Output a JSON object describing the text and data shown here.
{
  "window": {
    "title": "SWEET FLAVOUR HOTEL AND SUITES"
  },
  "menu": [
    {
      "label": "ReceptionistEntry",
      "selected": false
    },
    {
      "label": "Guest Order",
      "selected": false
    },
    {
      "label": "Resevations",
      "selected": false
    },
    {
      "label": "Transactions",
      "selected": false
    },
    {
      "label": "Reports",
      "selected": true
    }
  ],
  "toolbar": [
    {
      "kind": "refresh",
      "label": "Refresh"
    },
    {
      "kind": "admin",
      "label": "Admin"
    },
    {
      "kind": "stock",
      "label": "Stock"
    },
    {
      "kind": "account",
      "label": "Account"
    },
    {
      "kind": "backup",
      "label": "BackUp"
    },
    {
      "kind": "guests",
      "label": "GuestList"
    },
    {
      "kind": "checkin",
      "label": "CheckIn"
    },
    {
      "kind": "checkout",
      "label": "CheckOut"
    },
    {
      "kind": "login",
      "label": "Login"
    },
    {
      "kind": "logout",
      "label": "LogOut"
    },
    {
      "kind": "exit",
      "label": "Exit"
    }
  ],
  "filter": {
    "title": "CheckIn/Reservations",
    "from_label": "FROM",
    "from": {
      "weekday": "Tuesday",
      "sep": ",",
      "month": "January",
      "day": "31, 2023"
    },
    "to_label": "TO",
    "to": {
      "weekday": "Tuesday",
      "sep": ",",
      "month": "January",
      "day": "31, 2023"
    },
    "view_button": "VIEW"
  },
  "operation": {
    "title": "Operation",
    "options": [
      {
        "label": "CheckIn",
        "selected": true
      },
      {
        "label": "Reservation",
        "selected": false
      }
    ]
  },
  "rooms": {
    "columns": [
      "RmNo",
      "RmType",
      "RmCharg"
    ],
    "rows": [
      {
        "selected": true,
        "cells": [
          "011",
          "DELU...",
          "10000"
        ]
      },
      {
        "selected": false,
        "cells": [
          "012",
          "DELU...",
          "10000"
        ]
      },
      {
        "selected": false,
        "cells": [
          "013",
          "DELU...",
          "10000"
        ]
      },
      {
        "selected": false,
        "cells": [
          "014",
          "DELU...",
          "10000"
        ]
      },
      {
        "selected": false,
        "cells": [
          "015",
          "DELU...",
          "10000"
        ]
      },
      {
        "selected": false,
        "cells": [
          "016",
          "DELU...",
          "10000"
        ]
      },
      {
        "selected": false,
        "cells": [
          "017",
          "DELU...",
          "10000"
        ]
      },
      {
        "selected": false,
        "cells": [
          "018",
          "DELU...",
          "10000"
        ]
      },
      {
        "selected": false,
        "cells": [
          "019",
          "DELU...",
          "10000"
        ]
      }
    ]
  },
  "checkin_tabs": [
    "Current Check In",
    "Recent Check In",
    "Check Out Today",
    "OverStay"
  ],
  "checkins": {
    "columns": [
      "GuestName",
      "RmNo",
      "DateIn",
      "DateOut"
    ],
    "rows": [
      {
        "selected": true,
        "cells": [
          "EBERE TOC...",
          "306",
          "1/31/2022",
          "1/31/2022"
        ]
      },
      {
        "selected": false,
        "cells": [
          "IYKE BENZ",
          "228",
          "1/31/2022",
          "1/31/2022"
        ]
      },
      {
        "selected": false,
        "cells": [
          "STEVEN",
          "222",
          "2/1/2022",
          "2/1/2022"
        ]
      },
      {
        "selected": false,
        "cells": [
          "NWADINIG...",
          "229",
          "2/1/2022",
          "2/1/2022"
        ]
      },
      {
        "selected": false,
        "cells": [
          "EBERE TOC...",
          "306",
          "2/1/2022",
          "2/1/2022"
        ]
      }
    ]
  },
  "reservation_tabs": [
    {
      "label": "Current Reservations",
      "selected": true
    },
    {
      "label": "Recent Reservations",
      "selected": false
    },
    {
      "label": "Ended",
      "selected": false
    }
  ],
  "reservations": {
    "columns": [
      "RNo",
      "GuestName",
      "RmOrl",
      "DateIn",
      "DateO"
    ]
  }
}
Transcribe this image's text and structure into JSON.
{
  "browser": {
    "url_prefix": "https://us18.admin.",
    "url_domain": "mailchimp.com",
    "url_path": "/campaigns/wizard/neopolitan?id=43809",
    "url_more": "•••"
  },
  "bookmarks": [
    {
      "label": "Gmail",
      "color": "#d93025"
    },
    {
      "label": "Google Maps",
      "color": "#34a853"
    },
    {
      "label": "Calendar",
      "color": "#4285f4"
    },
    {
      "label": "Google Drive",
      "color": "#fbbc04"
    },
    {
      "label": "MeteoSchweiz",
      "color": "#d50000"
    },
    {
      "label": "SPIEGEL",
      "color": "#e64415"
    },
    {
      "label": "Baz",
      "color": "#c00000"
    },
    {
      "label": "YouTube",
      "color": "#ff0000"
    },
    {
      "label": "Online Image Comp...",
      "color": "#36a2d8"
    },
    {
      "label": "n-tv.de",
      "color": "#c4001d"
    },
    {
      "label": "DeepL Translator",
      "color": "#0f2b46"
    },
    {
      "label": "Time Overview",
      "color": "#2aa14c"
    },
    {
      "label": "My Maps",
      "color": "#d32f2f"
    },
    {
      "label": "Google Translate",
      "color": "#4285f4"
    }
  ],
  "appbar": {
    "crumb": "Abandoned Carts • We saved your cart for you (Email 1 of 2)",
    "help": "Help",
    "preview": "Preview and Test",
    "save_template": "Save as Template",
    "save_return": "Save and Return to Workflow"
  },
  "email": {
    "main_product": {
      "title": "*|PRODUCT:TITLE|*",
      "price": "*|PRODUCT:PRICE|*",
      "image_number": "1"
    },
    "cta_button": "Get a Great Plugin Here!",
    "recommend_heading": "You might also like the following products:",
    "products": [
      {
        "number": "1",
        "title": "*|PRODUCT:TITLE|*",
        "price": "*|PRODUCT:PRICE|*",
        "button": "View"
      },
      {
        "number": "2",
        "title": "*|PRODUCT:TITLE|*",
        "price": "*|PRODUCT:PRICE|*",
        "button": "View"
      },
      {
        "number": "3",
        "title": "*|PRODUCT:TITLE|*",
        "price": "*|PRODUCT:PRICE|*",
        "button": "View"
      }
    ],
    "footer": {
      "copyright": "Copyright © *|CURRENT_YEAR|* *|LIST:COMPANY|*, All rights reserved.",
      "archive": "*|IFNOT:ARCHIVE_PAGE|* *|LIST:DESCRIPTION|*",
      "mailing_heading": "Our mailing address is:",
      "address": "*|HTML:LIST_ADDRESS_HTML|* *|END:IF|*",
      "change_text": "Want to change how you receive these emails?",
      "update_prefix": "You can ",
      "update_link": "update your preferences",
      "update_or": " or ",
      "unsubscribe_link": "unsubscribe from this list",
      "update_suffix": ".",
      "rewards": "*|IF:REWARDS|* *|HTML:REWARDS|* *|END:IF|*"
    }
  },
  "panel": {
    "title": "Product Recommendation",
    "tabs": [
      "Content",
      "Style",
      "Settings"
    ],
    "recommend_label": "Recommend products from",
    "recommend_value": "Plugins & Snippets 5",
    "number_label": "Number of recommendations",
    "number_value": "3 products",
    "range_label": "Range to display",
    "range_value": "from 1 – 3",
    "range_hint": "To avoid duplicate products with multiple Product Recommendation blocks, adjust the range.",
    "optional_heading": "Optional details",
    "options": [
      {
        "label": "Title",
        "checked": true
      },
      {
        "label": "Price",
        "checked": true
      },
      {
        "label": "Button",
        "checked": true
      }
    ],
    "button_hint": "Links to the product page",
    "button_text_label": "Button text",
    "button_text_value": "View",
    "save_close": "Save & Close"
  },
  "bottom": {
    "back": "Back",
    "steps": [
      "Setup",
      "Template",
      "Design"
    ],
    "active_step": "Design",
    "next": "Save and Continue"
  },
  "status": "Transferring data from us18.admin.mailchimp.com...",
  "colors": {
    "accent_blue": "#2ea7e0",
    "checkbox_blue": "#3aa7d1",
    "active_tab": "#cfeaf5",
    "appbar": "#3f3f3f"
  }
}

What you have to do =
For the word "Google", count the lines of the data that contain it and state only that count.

Answer space =
3